- Instructions for the task:
Copies of all lines containing the string "title" are needed from the data below.

Dataset rows for apps and sites:

—————

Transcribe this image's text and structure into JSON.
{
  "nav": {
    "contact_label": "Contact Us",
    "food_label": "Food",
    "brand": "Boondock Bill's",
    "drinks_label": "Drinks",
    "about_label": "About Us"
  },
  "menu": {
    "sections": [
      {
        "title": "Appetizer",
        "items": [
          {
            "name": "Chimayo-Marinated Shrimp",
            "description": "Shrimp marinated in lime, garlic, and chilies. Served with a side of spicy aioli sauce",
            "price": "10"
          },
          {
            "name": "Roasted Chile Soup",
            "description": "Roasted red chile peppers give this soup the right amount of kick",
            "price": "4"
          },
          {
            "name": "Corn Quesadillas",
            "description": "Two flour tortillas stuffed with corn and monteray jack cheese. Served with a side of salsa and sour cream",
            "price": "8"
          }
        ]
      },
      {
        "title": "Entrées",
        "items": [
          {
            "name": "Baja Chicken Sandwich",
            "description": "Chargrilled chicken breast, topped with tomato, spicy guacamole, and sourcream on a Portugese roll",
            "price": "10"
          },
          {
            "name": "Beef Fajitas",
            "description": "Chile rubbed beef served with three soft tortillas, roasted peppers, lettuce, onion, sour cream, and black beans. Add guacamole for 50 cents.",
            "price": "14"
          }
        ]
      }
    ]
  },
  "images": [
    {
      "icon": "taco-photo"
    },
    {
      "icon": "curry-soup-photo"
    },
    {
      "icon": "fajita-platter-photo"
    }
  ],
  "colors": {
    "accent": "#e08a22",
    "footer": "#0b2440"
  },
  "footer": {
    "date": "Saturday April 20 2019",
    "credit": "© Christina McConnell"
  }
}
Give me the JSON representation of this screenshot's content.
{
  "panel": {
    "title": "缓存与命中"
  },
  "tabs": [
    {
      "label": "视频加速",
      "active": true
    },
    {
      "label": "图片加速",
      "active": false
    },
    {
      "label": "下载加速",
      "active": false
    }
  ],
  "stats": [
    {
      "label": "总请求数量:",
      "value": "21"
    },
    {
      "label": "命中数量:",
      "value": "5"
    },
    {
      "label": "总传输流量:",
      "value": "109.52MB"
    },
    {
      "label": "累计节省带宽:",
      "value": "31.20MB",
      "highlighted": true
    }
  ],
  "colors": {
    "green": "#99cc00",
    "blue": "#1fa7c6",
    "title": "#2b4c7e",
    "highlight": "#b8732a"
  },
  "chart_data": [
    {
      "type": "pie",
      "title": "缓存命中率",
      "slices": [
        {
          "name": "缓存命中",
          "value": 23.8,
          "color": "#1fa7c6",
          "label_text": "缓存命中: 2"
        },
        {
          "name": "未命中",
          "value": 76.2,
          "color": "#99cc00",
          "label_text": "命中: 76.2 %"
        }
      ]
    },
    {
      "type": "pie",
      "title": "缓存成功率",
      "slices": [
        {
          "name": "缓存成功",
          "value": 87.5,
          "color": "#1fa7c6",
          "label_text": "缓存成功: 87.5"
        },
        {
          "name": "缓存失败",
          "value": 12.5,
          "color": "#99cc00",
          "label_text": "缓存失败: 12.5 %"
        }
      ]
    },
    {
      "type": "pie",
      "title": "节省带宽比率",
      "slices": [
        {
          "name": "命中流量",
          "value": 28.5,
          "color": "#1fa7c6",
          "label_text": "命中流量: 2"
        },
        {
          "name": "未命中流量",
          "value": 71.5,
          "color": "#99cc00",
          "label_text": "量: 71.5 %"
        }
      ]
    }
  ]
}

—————

- Response to this exercise:
        "title": "Appetizer",
        "title": "Entrées",
    "title": "缓存与命中"
    "title": "#2b4c7e",
      "title": "缓存命中率",
      "title": "缓存成功率",
      "title": "节省带宽比率",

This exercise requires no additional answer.